Yes, strenuous activity after a Bariatric/Metabolic surgery procedure should be avoided until you are healed. Walking, however, is a required activity at this stage of recovery. You are advised not to drive if you are taking pain medication other than Stopayne. At your first follow-up visit, your doctor will determine when you can return to work, but most people return to work three to six weeks after the initial Bariatric/Metabolic surgery procedure.

How long will it take to lose excess weight after weight loss surgery?

Excess weight loss begins right after surgery and continues for 18-24 months after surgery.

Is it possible to gain the weight back after a Bariatric/Metabolic surgery procedure?

Bariatric/Metabolic surgery has an excellent long-term track record for helping morbidly obese individuals maintain weight loss. If you are committed to making permanent dietary and lifestyle changes, your chance of weight re-gain is minimized.

What are the Bariatric/Metabolic surgery risks?

All surgical procedures have risks, particularly when the patient is morbidly obese. Different weight loss surgery procedures involve different risks, and depending upon your individual circumstances, your risks may be higher or lower than average. It’s also important to know that surgeons with more experience performing Bariatric/Metabolic surgery techniques have fewer complications. Potential Bariatric/Metabolic surgery risks of weight loss surgery should be discussed with your surgeon so you can make an informed choice.

Can weight loss surgery be reversed?

Both weight loss procedures are considered permanent weight loss measures. However, the LAP-BAND® is removable via laparoscopic surgery.

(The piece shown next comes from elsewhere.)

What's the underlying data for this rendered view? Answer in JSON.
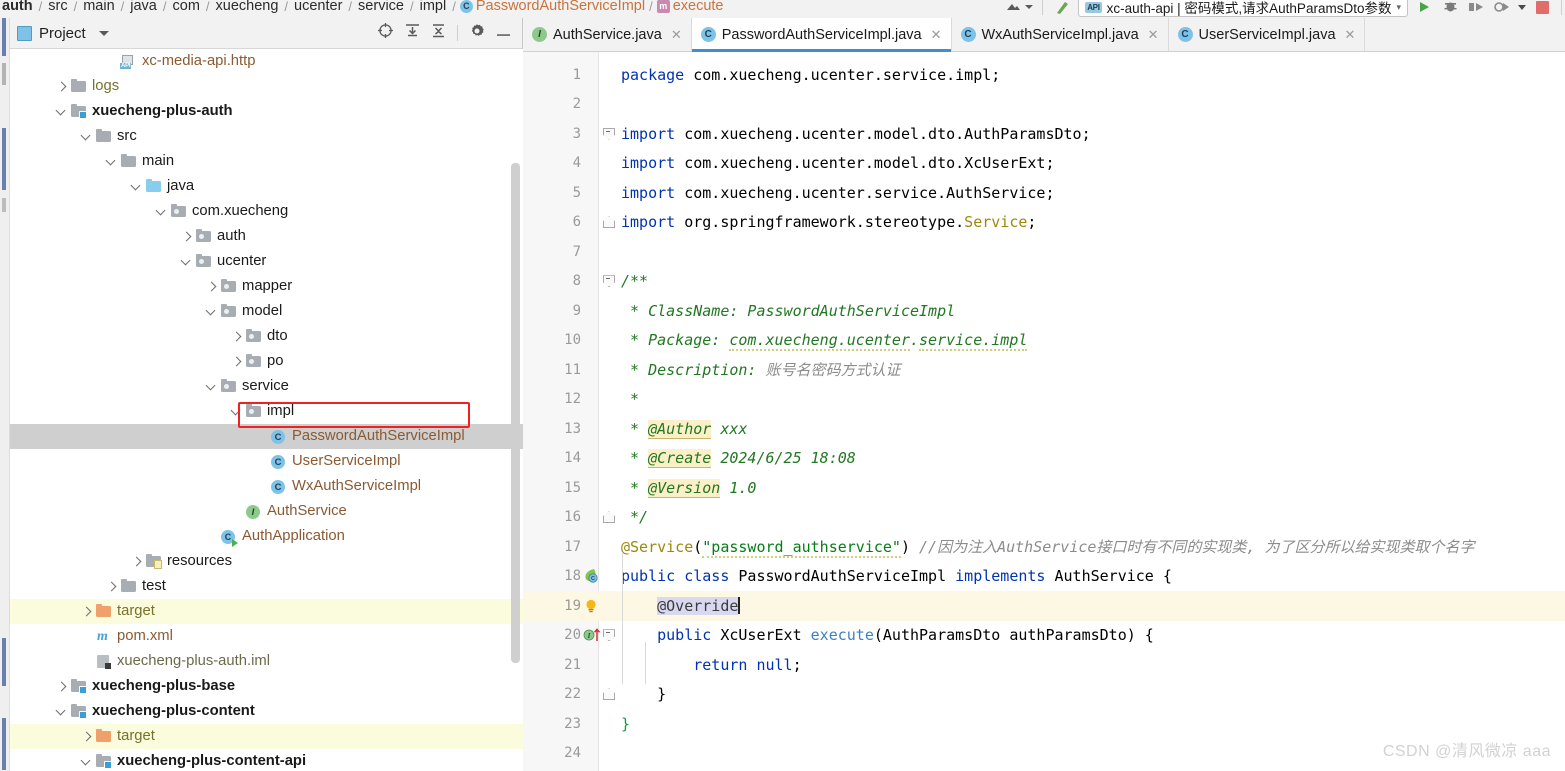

Gastric bypass surgery is potentially reversible. Reversal requires another operation of the same, or greater, magnitude with the same, or greater, risks. Reversal of this operation is very uncommon and the procedure rarely occurs beyond six weeks from the time of surgery.